For the word "Credits", copy every line of the material that includes it.

◆ EXTRACTED MATERIAL:
---

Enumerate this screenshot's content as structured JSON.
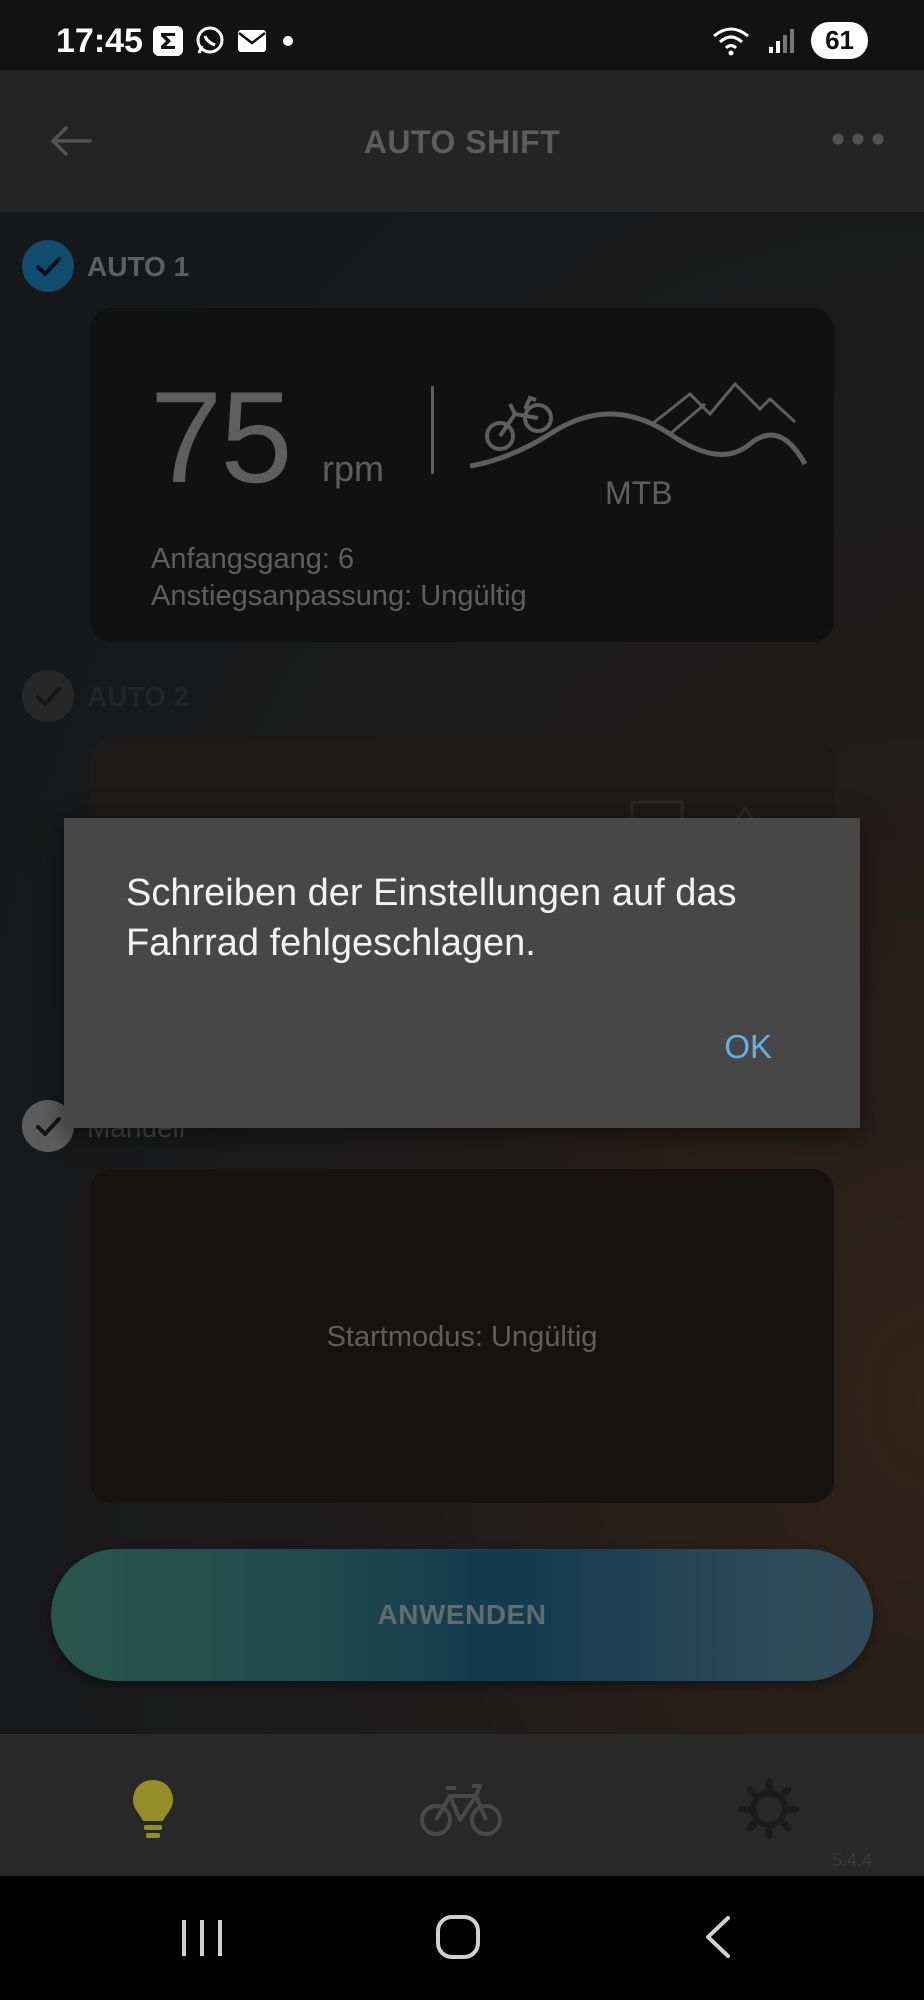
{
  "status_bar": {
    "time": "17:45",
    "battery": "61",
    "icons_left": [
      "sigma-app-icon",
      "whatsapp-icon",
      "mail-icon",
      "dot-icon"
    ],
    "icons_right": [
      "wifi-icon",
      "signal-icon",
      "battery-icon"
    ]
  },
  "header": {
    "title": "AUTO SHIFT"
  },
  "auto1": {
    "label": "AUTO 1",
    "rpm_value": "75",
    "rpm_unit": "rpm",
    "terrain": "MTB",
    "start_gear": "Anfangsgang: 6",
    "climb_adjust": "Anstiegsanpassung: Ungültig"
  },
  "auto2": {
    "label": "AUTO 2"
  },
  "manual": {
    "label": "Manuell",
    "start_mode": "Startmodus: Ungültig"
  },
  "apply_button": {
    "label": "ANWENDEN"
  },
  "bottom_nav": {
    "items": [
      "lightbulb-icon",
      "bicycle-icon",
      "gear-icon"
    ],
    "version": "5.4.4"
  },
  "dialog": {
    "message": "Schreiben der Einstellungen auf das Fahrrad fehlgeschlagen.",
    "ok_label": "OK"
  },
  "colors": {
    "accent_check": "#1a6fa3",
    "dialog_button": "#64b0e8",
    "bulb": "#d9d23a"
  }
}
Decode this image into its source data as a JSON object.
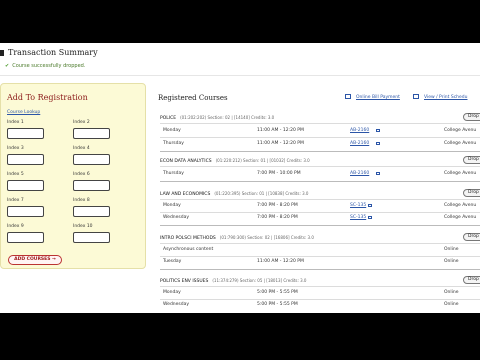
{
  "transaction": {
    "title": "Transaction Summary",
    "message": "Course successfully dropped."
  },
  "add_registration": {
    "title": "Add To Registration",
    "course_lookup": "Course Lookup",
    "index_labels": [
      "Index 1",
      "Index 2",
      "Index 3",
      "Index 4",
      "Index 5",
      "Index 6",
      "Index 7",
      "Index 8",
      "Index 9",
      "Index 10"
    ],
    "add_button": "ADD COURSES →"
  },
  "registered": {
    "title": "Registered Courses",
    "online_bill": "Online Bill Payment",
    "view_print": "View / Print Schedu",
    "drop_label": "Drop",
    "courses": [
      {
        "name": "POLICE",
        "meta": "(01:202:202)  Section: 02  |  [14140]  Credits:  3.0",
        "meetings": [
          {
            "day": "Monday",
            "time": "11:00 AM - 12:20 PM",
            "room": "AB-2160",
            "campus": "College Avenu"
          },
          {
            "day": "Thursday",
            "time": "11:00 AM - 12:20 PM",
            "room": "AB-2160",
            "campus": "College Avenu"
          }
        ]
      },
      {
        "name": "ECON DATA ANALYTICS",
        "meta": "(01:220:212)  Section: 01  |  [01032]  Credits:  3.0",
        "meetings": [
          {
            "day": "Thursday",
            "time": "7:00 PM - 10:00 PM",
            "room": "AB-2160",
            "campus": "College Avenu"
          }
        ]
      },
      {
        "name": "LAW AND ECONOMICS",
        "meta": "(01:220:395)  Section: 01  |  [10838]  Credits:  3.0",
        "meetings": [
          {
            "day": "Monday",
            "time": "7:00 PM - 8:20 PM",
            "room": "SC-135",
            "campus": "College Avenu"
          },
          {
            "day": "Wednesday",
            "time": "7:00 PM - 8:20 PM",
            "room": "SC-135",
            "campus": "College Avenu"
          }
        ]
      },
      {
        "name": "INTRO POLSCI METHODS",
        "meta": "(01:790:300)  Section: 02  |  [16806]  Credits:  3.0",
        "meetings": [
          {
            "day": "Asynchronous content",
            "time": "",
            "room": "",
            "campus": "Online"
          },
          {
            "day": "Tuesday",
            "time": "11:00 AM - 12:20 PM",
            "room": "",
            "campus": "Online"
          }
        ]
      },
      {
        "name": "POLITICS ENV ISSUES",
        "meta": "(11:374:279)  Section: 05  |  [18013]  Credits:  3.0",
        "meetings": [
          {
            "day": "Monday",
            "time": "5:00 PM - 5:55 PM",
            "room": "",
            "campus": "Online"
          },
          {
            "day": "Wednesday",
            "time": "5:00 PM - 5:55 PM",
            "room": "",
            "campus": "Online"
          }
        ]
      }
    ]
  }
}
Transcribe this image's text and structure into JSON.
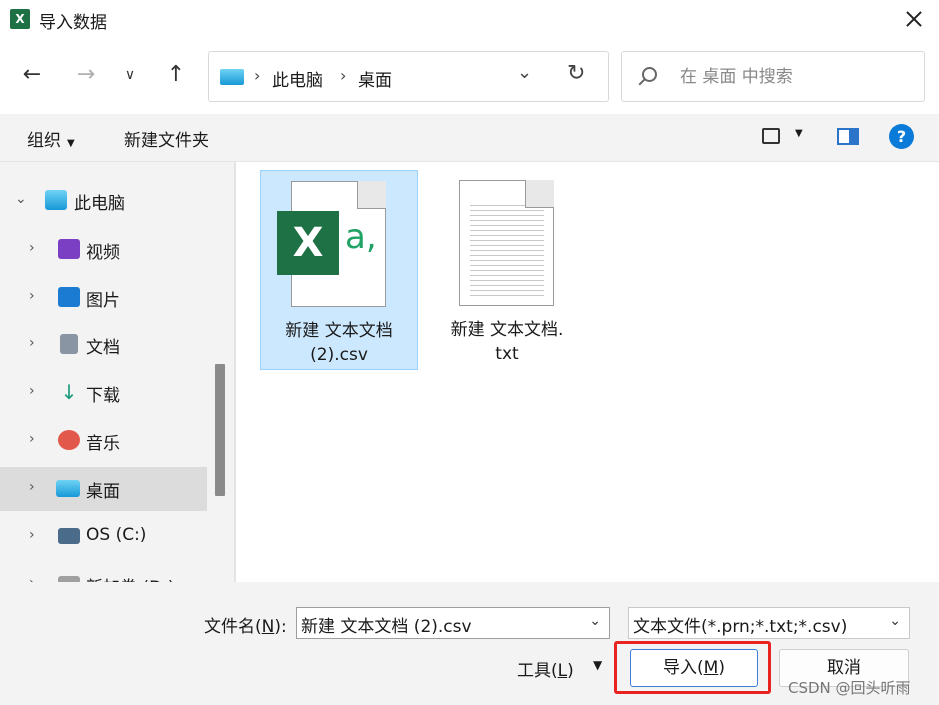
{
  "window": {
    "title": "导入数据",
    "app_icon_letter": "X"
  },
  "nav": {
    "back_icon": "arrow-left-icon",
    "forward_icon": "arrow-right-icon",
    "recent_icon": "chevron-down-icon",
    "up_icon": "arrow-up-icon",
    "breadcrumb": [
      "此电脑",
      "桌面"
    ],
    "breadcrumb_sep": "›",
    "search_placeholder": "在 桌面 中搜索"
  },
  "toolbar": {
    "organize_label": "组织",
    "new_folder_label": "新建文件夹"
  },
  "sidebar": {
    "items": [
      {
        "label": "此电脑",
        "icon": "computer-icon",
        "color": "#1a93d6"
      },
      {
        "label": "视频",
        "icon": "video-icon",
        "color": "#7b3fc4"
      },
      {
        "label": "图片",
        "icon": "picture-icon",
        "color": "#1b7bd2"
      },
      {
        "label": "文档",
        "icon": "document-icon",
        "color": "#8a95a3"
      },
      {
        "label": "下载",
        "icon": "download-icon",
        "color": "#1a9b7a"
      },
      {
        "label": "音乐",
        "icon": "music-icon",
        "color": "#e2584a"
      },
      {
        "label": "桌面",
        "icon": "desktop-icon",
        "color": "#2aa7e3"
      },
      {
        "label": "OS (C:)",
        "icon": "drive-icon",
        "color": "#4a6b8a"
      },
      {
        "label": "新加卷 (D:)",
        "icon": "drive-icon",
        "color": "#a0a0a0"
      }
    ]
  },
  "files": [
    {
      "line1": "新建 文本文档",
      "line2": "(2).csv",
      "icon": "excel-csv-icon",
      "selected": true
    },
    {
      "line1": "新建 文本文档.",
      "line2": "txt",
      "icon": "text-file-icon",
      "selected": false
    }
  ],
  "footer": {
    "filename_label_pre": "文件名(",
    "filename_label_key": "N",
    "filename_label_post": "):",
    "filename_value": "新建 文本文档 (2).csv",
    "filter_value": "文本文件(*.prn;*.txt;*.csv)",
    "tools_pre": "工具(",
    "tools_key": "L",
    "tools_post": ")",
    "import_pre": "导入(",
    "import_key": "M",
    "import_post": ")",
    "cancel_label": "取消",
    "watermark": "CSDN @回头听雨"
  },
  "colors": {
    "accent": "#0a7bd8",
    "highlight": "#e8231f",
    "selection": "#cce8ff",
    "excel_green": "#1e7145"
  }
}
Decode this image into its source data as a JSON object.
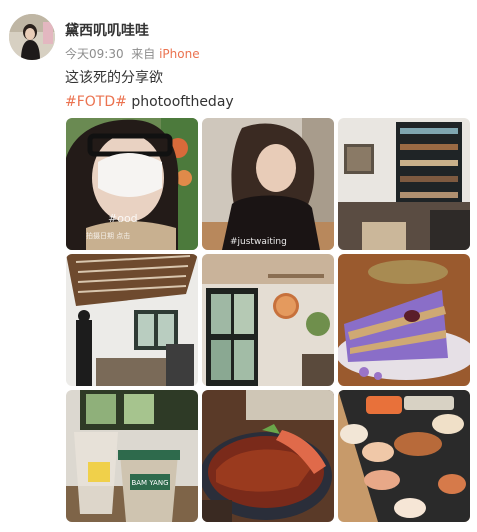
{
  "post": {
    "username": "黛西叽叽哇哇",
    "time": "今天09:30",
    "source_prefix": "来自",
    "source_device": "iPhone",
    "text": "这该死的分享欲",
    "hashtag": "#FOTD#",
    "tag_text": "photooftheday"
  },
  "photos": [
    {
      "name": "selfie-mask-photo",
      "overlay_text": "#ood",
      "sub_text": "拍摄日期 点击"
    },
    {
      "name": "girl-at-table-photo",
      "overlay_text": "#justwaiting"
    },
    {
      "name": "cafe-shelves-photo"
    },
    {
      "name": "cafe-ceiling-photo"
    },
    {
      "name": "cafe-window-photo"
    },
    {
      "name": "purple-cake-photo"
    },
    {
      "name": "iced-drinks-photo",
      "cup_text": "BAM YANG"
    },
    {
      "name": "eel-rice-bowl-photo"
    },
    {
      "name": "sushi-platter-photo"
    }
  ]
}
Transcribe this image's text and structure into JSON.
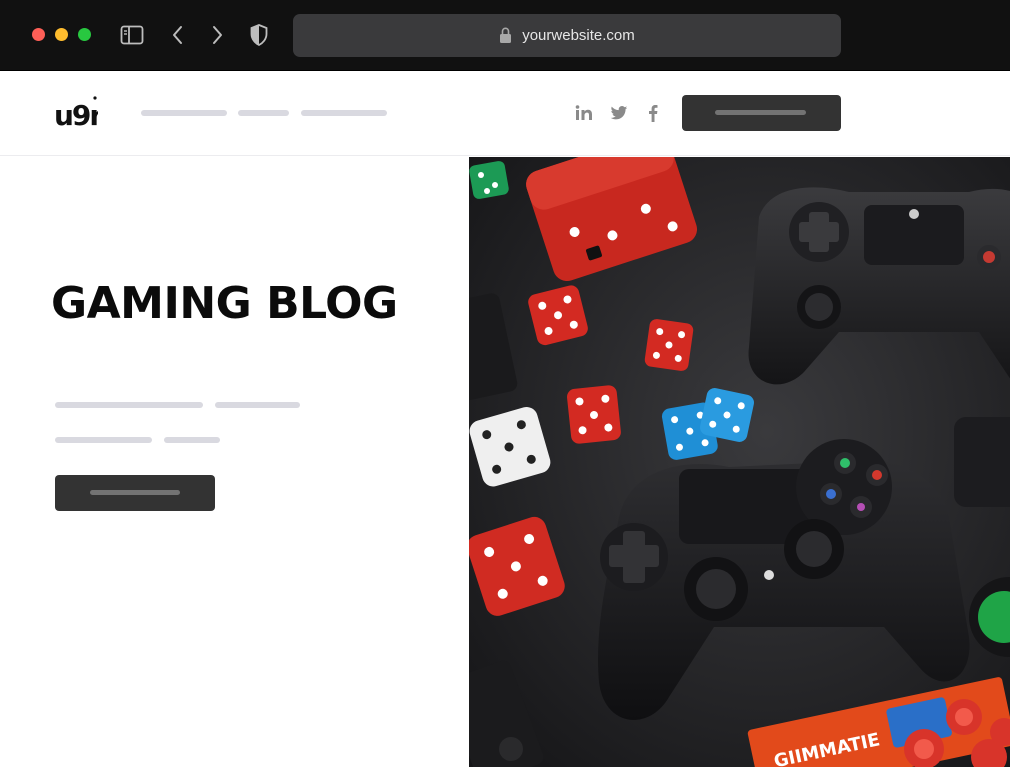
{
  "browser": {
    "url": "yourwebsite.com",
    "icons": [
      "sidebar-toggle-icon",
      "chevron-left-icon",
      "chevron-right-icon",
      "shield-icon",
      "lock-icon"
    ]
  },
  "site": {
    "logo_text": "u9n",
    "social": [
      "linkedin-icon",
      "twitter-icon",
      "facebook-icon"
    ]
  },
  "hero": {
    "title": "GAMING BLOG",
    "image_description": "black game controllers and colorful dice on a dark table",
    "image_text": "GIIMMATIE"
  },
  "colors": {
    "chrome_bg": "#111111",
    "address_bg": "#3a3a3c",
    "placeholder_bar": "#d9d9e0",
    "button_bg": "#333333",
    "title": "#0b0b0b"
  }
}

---

◆ SOLUTION TO THE PROBLEM:
        "meta": "(01:202:202)  Section: 02  |  [14140]  Credits:  3.0",
        "meta": "(01:220:212)  Section: 01  |  [01032]  Credits:  3.0",
        "meta": "(01:220:395)  Section: 01  |  [10838]  Credits:  3.0",
        "meta": "(01:790:300)  Section: 02  |  [16806]  Credits:  3.0",
        "meta": "(11:374:279)  Section: 05  |  [18013]  Credits:  3.0",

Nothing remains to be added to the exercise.